If climate change, energy, and the environment are topics you’re voting on, I encourage you to check out other resources on this, including the energy plans of the different candidates.


 

Related resources and articles on this topic:

Sanders on Energy Policy: http://feelthebern.org/bernie-sanders-on-energy-policy/

Clinton on Energy Plan and Infrastructure: https://www.hillaryclinton.com/briefing/factsheets/2015/09/23/hillary-clinton-vision-for-modernizing-energy-infrastructure/

O’Malley’s Climate and Jobs Agenda: https://martinomalley.com/climate/agenda/


 

Do Voters Care About Climate Change?

This article discusses the climate change communication at the most recent Democratic Debate (January 17, 2016), but makes the case that climate change is “not a voting issue for most Americans.” It argues that the candidates’ climate plans get lost in the debate, “bringing the country no closer to a constructive conversation on the climate.”[iii]

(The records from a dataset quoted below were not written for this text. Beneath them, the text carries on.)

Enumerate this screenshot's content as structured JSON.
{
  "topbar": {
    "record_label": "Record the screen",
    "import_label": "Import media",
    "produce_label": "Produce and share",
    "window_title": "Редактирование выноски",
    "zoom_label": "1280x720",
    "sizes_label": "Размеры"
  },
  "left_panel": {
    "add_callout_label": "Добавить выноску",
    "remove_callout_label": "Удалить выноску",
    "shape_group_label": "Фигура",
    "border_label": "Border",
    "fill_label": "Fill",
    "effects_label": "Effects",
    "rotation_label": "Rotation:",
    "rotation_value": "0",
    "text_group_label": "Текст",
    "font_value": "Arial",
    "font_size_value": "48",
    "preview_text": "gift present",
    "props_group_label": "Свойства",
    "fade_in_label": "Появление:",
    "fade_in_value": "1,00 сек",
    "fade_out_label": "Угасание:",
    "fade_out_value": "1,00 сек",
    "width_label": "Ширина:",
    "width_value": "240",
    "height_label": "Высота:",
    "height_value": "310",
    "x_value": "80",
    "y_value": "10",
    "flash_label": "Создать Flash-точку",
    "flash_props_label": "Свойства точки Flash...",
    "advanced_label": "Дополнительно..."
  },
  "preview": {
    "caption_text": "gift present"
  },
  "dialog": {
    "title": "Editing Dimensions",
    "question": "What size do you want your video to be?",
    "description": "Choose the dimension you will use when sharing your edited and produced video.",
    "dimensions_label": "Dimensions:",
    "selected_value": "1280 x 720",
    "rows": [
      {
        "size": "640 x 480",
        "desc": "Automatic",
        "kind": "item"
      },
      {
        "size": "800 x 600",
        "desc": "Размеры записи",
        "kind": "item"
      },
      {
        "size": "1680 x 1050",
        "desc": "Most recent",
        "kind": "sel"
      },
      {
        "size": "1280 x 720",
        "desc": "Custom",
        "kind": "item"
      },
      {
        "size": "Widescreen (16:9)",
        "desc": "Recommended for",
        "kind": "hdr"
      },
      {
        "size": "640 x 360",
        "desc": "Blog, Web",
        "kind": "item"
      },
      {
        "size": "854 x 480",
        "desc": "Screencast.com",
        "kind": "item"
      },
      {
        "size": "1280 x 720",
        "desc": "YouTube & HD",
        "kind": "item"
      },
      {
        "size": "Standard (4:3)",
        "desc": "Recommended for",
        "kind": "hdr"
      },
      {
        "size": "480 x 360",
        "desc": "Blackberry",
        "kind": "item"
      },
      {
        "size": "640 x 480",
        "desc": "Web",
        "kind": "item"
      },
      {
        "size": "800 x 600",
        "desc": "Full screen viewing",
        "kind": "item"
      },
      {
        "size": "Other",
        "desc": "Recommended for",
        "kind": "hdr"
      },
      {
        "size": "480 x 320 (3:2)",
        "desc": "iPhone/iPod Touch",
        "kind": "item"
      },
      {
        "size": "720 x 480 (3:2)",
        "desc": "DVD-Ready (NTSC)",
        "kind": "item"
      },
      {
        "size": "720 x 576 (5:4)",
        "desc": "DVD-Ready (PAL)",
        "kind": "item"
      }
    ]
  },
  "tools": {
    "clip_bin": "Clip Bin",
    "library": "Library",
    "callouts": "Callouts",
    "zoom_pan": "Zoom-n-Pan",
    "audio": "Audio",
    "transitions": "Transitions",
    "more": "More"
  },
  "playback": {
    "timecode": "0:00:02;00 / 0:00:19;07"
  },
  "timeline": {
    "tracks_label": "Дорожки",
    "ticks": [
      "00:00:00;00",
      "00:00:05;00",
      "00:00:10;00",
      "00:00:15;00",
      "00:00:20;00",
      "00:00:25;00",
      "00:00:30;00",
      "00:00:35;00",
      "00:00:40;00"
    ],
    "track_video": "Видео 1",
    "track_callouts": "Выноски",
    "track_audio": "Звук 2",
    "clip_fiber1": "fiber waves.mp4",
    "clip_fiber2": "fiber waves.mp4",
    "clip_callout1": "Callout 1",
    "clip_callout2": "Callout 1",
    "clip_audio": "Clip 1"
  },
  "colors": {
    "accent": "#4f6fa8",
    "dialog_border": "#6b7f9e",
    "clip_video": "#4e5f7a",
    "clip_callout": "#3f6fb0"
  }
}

October Democratic Debate Breakdown on Climate Change

This article is a great resource for those who wish to reference the early opinions of candidates on the issue, which was especially hot in the October Democratic Debate. Remarks tying climate change action to campaign finance reform were made in the October debate, as well as promises about investment in clean energy, and international agreements.[iv]

Huffington Post Breakdown of the October Debate

This piece pulls out specific quotes from candidates related to their stances on climate change, as well as the Keystone XL pipeline.[v]


 

Endnotes

[i] Matthew C. Nisbet, “Communicating Climate Change: Why Frames Matter for Public Engagement,” Environment: Science and Policy for Sustainable Development 51, no. 2 (March 1, 2009): 12–23, doi:10.3200/ENVT.51.2.12-23. Emphasis added.

[ii] Ibid.

[iii] Issie Lapowsky, “Clinton and Sanders Spar Over Climate, But Voters Probably Don’t Give a Hoot,” WIRED, January 22, 2016, http://www.wired.com/2016/01/clinton-and-sanders-spar-over-climate-but-do-voters-care/.

[iv] DJ Pangburn, “Where Each Democratic Candidate Stands on Climate Change,” GOOD Magazine, October 16, 2015, https://magazine.good.is/articles/democrats-debate-climate-change-clinton-sanders-chaffee-webb-omalley.

[v] Kate Sheppard, “Climate Change Gets Its Time In The Democratic Debate,” The Huffington Post, October 14, 2015, http://www.huffingtonpost.com/entry/climate-change-democratic-debate_us_561da270e4b028dd7ea5abe0.

Advertisements

Leave a Reply

Fill in your details below or click an icon to log in:

WordPress.com Logo

You are commenting using your WordPress.com account. Log Out / Change )

Twitter picture

You are commenting using your Twitter account. Log Out / Change )

Facebook photo

You are commenting using your Facebook account. Log Out / Change )

Google+ photo

You are commenting using your Google+ account. Log Out / Change )

Connecting to %s